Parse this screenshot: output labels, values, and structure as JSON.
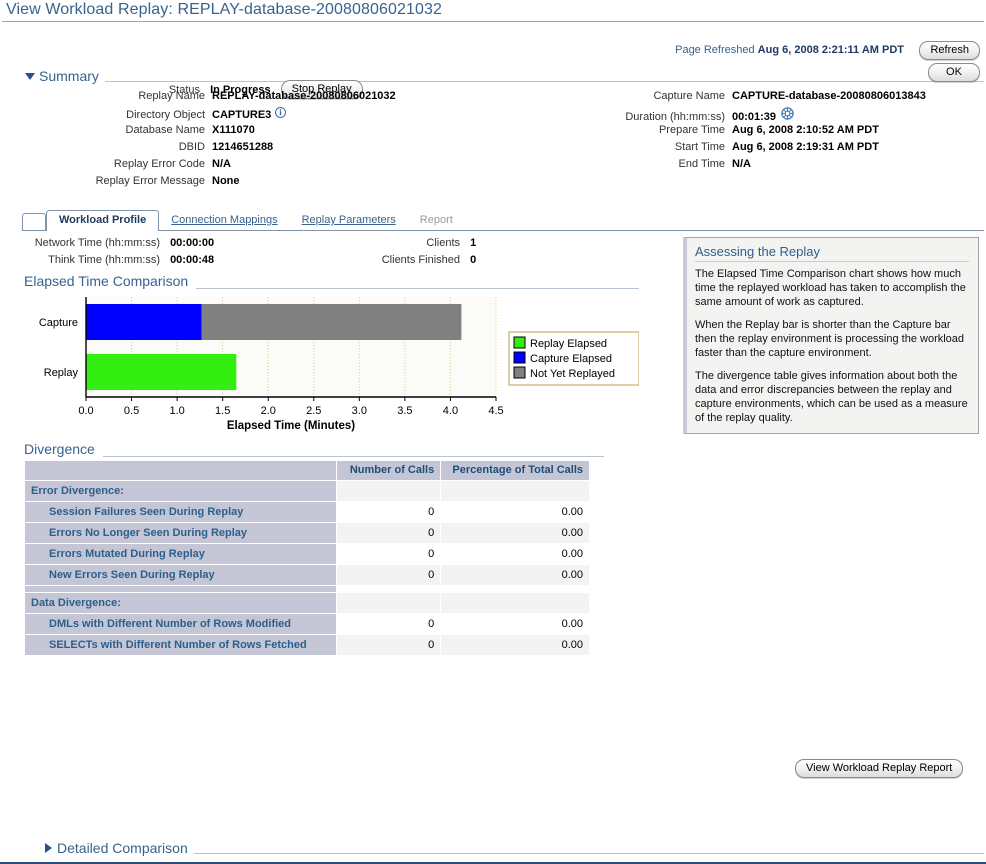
{
  "page": {
    "title": "View Workload Replay: REPLAY-database-20080806021032"
  },
  "header": {
    "page_refreshed_label": "Page Refreshed",
    "page_refreshed_value": "Aug 6, 2008 2:21:11 AM PDT",
    "refresh_button": "Refresh",
    "ok_button": "OK"
  },
  "status": {
    "label": "Status",
    "value": "In Progress",
    "stop_button": "Stop Replay"
  },
  "summary": {
    "title": "Summary",
    "left": [
      {
        "label": "Replay Name",
        "value": "REPLAY-database-20080806021032"
      },
      {
        "label": "Directory Object",
        "value": "CAPTURE3",
        "icon": "info-icon"
      },
      {
        "label": "Database Name",
        "value": "X111070"
      },
      {
        "label": "DBID",
        "value": "1214651288"
      },
      {
        "label": "Replay Error Code",
        "value": "N/A"
      },
      {
        "label": "Replay Error Message",
        "value": "None"
      }
    ],
    "right": [
      {
        "label": "Capture Name",
        "value": "CAPTURE-database-20080806013843"
      },
      {
        "label": "Duration (hh:mm:ss)",
        "value": "00:01:39",
        "icon": "spinner-icon"
      },
      {
        "label": "Prepare Time",
        "value": "Aug 6, 2008 2:10:52 AM PDT"
      },
      {
        "label": "Start Time",
        "value": "Aug 6, 2008 2:19:31 AM PDT"
      },
      {
        "label": "End Time",
        "value": "N/A"
      }
    ]
  },
  "tabs": [
    {
      "label": "Workload Profile",
      "state": "active"
    },
    {
      "label": "Connection Mappings",
      "state": "link"
    },
    {
      "label": "Replay Parameters",
      "state": "link"
    },
    {
      "label": "Report",
      "state": "disabled"
    }
  ],
  "profile": {
    "left": [
      {
        "label": "Network Time (hh:mm:ss)",
        "value": "00:00:00"
      },
      {
        "label": "Think Time (hh:mm:ss)",
        "value": "00:00:48"
      }
    ],
    "right": [
      {
        "label": "Clients",
        "value": "1"
      },
      {
        "label": "Clients Finished",
        "value": "0"
      }
    ]
  },
  "chart_data": {
    "type": "bar",
    "orientation": "horizontal",
    "stacked": true,
    "title": "Elapsed Time Comparison",
    "xlabel": "Elapsed Time (Minutes)",
    "ylabel": "",
    "categories": [
      "Capture",
      "Replay"
    ],
    "xlim": [
      0.0,
      4.5
    ],
    "xticks": [
      0.0,
      0.5,
      1.0,
      1.5,
      2.0,
      2.5,
      3.0,
      3.5,
      4.0,
      4.5
    ],
    "xtick_labels": [
      "0.0",
      "0.5",
      "1.0",
      "1.5",
      "2.0",
      "2.5",
      "3.0",
      "3.5",
      "4.0",
      "4.5"
    ],
    "grid": true,
    "grid_color": "#d8c98a",
    "legend_position": "right",
    "series": [
      {
        "name": "Replay Elapsed",
        "color": "#33ee11",
        "values": [
          0,
          1.65
        ]
      },
      {
        "name": "Capture Elapsed",
        "color": "#0000ff",
        "values": [
          1.27,
          0
        ]
      },
      {
        "name": "Not Yet Replayed",
        "color": "#808080",
        "values": [
          2.85,
          0
        ]
      }
    ],
    "bar_totals": {
      "Capture": 4.12,
      "Replay": 1.65
    }
  },
  "divergence": {
    "title": "Divergence",
    "columns": [
      "",
      "Number of Calls",
      "Percentage of Total Calls"
    ],
    "rows": [
      {
        "kind": "group",
        "label": "Error Divergence:",
        "calls": "",
        "pct": ""
      },
      {
        "kind": "item",
        "label": "Session Failures Seen During Replay",
        "calls": "0",
        "pct": "0.00"
      },
      {
        "kind": "item",
        "label": "Errors No Longer Seen During Replay",
        "calls": "0",
        "pct": "0.00"
      },
      {
        "kind": "item",
        "label": "Errors Mutated During Replay",
        "calls": "0",
        "pct": "0.00"
      },
      {
        "kind": "item",
        "label": "New Errors Seen During Replay",
        "calls": "0",
        "pct": "0.00"
      },
      {
        "kind": "spacer",
        "label": "",
        "calls": "",
        "pct": ""
      },
      {
        "kind": "group",
        "label": "Data Divergence:",
        "calls": "",
        "pct": ""
      },
      {
        "kind": "item",
        "label": "DMLs with Different Number of Rows Modified",
        "calls": "0",
        "pct": "0.00"
      },
      {
        "kind": "item",
        "label": "SELECTs with Different Number of Rows Fetched",
        "calls": "0",
        "pct": "0.00"
      }
    ]
  },
  "side_panel": {
    "title": "Assessing the Replay",
    "paragraphs": [
      "The Elapsed Time Comparison chart shows how much time the replayed workload has taken to accomplish the same amount of work as captured.",
      "When the Replay bar is shorter than the Capture bar then the replay environment is processing the workload faster than the capture environment.",
      "The divergence table gives information about both the data and error discrepancies between the replay and capture environments, which can be used as a measure of the replay quality."
    ],
    "report_button": "View Workload Replay Report"
  },
  "detailed_comparison": {
    "title": "Detailed Comparison"
  },
  "colors": {
    "accent": "#36638f",
    "title_blue": "#1f3a63",
    "table_header_bg": "#c4c6d6",
    "link": "#2d5f8b"
  }
}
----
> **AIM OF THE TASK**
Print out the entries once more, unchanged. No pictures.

> **RESPONSE TO THIS EXERCISE**
Parse this screenshot: output labels, values, and structure as JSON.
{
  "page": {
    "title": "View Workload Replay: REPLAY-database-20080806021032"
  },
  "header": {
    "page_refreshed_label": "Page Refreshed",
    "page_refreshed_value": "Aug 6, 2008 2:21:11 AM PDT",
    "refresh_button": "Refresh",
    "ok_button": "OK"
  },
  "status": {
    "label": "Status",
    "value": "In Progress",
    "stop_button": "Stop Replay"
  },
  "summary": {
    "title": "Summary",
    "left": [
      {
        "label": "Replay Name",
        "value": "REPLAY-database-20080806021032"
      },
      {
        "label": "Directory Object",
        "value": "CAPTURE3",
        "icon": "info-icon"
      },
      {
        "label": "Database Name",
        "value": "X111070"
      },
      {
        "label": "DBID",
        "value": "1214651288"
      },
      {
        "label": "Replay Error Code",
        "value": "N/A"
      },
      {
        "label": "Replay Error Message",
        "value": "None"
      }
    ],
    "right": [
      {
        "label": "Capture Name",
        "value": "CAPTURE-database-20080806013843"
      },
      {
        "label": "Duration (hh:mm:ss)",
        "value": "00:01:39",
        "icon": "spinner-icon"
      },
      {
        "label": "Prepare Time",
        "value": "Aug 6, 2008 2:10:52 AM PDT"
      },
      {
        "label": "Start Time",
        "value": "Aug 6, 2008 2:19:31 AM PDT"
      },
      {
        "label": "End Time",
        "value": "N/A"
      }
    ]
  },
  "tabs": [
    {
      "label": "Workload Profile",
      "state": "active"
    },
    {
      "label": "Connection Mappings",
      "state": "link"
    },
    {
      "label": "Replay Parameters",
      "state": "link"
    },
    {
      "label": "Report",
      "state": "disabled"
    }
  ],
  "profile": {
    "left": [
      {
        "label": "Network Time (hh:mm:ss)",
        "value": "00:00:00"
      },
      {
        "label": "Think Time (hh:mm:ss)",
        "value": "00:00:48"
      }
    ],
    "right": [
      {
        "label": "Clients",
        "value": "1"
      },
      {
        "label": "Clients Finished",
        "value": "0"
      }
    ]
  },
  "chart_data": {
    "type": "bar",
    "orientation": "horizontal",
    "stacked": true,
    "title": "Elapsed Time Comparison",
    "xlabel": "Elapsed Time (Minutes)",
    "ylabel": "",
    "categories": [
      "Capture",
      "Replay"
    ],
    "xlim": [
      0.0,
      4.5
    ],
    "xticks": [
      0.0,
      0.5,
      1.0,
      1.5,
      2.0,
      2.5,
      3.0,
      3.5,
      4.0,
      4.5
    ],
    "xtick_labels": [
      "0.0",
      "0.5",
      "1.0",
      "1.5",
      "2.0",
      "2.5",
      "3.0",
      "3.5",
      "4.0",
      "4.5"
    ],
    "grid": true,
    "grid_color": "#d8c98a",
    "legend_position": "right",
    "series": [
      {
        "name": "Replay Elapsed",
        "color": "#33ee11",
        "values": [
          0,
          1.65
        ]
      },
      {
        "name": "Capture Elapsed",
        "color": "#0000ff",
        "values": [
          1.27,
          0
        ]
      },
      {
        "name": "Not Yet Replayed",
        "color": "#808080",
        "values": [
          2.85,
          0
        ]
      }
    ],
    "bar_totals": {
      "Capture": 4.12,
      "Replay": 1.65
    }
  },
  "divergence": {
    "title": "Divergence",
    "columns": [
      "",
      "Number of Calls",
      "Percentage of Total Calls"
    ],
    "rows": [
      {
        "kind": "group",
        "label": "Error Divergence:",
        "calls": "",
        "pct": ""
      },
      {
        "kind": "item",
        "label": "Session Failures Seen During Replay",
        "calls": "0",
        "pct": "0.00"
      },
      {
        "kind": "item",
        "label": "Errors No Longer Seen During Replay",
        "calls": "0",
        "pct": "0.00"
      },
      {
        "kind": "item",
        "label": "Errors Mutated During Replay",
        "calls": "0",
        "pct": "0.00"
      },
      {
        "kind": "item",
        "label": "New Errors Seen During Replay",
        "calls": "0",
        "pct": "0.00"
      },
      {
        "kind": "spacer",
        "label": "",
        "calls": "",
        "pct": ""
      },
      {
        "kind": "group",
        "label": "Data Divergence:",
        "calls": "",
        "pct": ""
      },
      {
        "kind": "item",
        "label": "DMLs with Different Number of Rows Modified",
        "calls": "0",
        "pct": "0.00"
      },
      {
        "kind": "item",
        "label": "SELECTs with Different Number of Rows Fetched",
        "calls": "0",
        "pct": "0.00"
      }
    ]
  },
  "side_panel": {
    "title": "Assessing the Replay",
    "paragraphs": [
      "The Elapsed Time Comparison chart shows how much time the replayed workload has taken to accomplish the same amount of work as captured.",
      "When the Replay bar is shorter than the Capture bar then the replay environment is processing the workload faster than the capture environment.",
      "The divergence table gives information about both the data and error discrepancies between the replay and capture environments, which can be used as a measure of the replay quality."
    ],
    "report_button": "View Workload Replay Report"
  },
  "detailed_comparison": {
    "title": "Detailed Comparison"
  },
  "colors": {
    "accent": "#36638f",
    "title_blue": "#1f3a63",
    "table_header_bg": "#c4c6d6",
    "link": "#2d5f8b"
  }
}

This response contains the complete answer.